Exercise goal –
Scan the entries that follow for the word "results", then report every line in which it appears.

====================

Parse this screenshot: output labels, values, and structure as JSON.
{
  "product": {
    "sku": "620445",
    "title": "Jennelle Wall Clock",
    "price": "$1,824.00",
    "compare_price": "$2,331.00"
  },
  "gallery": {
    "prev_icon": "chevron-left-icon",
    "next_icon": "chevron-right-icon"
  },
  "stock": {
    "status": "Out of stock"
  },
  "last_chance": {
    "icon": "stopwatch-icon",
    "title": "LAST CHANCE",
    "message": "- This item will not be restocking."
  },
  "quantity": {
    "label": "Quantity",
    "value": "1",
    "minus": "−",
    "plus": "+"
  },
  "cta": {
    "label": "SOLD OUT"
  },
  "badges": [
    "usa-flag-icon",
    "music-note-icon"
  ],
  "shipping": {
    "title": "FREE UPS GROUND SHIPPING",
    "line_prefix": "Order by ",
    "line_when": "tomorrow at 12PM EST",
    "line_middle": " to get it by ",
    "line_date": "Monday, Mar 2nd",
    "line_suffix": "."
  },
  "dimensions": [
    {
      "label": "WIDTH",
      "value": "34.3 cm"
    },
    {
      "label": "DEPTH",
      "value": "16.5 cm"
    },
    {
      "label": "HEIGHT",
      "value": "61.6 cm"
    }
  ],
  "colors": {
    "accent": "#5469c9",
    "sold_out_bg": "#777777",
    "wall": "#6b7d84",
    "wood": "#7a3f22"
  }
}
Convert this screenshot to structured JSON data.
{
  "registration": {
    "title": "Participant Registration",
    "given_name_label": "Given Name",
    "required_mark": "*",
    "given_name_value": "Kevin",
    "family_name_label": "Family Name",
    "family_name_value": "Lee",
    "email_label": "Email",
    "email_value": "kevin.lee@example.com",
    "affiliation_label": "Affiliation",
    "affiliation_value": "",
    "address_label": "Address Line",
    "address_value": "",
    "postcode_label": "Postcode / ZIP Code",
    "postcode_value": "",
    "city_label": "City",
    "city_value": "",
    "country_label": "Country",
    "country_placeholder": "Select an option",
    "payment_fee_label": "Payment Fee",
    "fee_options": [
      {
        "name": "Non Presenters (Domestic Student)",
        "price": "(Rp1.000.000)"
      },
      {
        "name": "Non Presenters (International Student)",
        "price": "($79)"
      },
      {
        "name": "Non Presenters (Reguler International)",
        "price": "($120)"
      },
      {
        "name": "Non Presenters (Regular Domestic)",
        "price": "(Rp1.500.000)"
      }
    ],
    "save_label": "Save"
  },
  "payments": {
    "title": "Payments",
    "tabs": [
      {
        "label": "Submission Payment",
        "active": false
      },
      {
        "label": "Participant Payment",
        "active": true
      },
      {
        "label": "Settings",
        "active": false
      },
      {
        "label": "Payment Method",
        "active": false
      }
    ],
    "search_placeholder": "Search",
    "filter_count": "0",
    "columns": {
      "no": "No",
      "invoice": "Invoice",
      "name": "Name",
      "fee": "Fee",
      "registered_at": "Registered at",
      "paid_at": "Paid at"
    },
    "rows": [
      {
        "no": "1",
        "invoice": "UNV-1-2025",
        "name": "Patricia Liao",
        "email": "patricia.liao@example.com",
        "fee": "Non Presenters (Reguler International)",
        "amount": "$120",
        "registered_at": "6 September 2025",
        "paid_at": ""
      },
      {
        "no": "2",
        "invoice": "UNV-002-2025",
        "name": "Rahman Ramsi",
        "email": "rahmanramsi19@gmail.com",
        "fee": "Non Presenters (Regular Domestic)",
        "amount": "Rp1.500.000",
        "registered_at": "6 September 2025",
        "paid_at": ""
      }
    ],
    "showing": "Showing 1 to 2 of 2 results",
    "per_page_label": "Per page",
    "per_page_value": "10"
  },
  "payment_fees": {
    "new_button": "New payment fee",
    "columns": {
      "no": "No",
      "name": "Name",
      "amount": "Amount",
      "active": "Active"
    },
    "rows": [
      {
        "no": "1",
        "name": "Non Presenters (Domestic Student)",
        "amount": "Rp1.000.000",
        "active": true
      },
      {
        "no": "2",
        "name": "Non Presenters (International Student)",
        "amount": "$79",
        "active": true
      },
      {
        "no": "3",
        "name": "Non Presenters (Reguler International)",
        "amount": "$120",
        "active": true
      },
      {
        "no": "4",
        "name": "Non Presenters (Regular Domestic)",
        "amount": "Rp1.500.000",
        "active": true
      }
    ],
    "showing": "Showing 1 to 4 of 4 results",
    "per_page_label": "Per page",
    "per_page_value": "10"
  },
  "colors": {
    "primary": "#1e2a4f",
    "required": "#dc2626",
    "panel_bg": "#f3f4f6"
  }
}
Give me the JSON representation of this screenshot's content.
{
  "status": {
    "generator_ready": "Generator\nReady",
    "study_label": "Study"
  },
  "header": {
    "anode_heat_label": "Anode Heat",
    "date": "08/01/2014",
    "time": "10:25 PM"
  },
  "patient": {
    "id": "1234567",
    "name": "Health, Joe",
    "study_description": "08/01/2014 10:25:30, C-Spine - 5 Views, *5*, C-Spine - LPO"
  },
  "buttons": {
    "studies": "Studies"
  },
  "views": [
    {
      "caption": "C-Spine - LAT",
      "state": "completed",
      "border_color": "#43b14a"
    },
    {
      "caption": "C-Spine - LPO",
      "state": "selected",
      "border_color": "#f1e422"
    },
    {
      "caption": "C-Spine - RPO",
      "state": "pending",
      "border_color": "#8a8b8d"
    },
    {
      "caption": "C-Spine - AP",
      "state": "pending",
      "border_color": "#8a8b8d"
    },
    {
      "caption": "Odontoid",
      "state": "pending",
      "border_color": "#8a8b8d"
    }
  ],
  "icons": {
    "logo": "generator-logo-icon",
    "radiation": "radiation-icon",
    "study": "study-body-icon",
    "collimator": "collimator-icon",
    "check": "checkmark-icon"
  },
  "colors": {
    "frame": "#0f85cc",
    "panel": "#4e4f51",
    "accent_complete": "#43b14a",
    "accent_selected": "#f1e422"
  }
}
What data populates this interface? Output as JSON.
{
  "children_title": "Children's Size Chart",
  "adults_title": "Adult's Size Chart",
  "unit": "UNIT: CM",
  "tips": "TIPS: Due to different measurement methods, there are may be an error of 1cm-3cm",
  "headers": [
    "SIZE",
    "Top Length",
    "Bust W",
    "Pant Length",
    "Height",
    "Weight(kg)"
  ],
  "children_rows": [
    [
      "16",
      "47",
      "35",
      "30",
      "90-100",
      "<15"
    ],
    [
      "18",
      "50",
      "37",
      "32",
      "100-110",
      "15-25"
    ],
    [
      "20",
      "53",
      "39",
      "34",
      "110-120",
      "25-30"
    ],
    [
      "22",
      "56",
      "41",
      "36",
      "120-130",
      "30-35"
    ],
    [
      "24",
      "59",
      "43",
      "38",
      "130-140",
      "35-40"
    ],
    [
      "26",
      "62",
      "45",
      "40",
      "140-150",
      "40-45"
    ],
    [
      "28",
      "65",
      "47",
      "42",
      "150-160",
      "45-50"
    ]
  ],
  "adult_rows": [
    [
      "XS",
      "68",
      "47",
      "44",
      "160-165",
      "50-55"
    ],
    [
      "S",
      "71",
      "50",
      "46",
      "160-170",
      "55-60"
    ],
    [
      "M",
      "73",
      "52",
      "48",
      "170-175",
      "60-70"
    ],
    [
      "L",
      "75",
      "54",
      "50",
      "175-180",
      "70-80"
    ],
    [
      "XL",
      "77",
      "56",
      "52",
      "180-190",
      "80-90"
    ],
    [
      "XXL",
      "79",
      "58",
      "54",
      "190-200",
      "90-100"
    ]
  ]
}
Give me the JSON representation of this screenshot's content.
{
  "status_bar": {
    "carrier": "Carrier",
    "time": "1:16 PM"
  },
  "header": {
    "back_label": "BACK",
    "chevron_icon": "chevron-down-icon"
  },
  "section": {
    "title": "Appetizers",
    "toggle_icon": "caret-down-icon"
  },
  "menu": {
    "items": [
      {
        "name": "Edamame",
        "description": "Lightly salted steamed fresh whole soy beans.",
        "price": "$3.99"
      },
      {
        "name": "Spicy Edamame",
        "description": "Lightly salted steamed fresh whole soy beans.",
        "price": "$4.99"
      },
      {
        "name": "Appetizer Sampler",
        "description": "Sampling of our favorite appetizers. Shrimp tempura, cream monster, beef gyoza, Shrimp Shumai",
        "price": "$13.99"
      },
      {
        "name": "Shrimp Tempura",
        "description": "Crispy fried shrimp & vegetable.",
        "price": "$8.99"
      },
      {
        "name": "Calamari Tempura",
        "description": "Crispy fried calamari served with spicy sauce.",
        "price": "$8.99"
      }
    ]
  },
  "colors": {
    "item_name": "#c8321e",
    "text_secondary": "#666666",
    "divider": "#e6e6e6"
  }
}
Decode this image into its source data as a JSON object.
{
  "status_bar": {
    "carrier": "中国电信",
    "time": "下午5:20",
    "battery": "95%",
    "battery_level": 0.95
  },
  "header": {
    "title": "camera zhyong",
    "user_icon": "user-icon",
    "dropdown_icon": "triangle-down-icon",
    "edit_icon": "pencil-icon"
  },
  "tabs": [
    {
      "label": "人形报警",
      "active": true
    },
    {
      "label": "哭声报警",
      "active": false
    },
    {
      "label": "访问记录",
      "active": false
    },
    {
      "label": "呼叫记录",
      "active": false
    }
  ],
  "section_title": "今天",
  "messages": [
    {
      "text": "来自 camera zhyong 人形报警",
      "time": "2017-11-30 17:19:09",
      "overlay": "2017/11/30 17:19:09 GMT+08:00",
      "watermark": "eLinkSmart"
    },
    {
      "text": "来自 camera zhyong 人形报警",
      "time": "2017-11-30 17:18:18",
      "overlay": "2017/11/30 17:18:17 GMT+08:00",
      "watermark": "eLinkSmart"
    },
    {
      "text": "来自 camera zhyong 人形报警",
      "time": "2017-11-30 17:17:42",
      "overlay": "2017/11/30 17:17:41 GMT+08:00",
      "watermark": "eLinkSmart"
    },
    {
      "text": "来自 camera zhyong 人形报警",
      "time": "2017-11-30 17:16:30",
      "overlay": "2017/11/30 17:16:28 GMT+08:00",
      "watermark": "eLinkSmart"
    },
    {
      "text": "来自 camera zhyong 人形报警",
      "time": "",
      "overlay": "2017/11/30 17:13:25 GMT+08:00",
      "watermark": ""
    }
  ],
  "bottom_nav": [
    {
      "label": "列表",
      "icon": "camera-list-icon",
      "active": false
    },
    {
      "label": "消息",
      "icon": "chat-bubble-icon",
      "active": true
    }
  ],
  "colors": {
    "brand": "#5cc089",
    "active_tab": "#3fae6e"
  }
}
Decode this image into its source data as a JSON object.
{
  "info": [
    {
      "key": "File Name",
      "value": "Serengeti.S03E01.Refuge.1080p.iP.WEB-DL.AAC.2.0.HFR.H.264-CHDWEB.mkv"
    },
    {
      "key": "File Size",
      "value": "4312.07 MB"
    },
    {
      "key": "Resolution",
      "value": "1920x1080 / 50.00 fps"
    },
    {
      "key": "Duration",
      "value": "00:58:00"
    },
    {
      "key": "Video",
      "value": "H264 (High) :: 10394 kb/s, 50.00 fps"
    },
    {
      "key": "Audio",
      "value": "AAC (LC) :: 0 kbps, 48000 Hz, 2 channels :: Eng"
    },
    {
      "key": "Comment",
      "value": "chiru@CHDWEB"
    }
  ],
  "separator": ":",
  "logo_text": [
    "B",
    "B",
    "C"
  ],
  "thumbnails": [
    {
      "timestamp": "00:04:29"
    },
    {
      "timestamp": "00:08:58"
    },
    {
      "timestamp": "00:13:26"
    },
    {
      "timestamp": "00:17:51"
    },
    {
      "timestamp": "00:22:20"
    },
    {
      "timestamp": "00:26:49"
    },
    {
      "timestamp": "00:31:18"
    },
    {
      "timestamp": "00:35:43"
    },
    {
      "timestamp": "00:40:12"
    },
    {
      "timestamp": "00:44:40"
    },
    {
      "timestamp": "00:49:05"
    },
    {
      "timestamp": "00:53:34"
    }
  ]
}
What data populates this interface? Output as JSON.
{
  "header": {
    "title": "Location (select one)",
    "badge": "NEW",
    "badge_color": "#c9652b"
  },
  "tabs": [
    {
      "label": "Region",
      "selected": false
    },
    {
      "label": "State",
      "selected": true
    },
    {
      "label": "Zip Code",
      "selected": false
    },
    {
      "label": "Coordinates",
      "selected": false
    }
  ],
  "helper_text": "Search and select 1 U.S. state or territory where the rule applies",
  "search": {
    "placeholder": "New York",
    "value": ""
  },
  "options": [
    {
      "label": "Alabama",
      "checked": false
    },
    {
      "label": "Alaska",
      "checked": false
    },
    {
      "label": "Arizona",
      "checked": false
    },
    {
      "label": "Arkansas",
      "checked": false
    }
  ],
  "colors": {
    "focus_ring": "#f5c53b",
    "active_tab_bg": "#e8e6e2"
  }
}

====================

Answer to this problem –
    "showing": "Showing 1 to 2 of 2 results",
    "showing": "Showing 1 to 4 of 4 results",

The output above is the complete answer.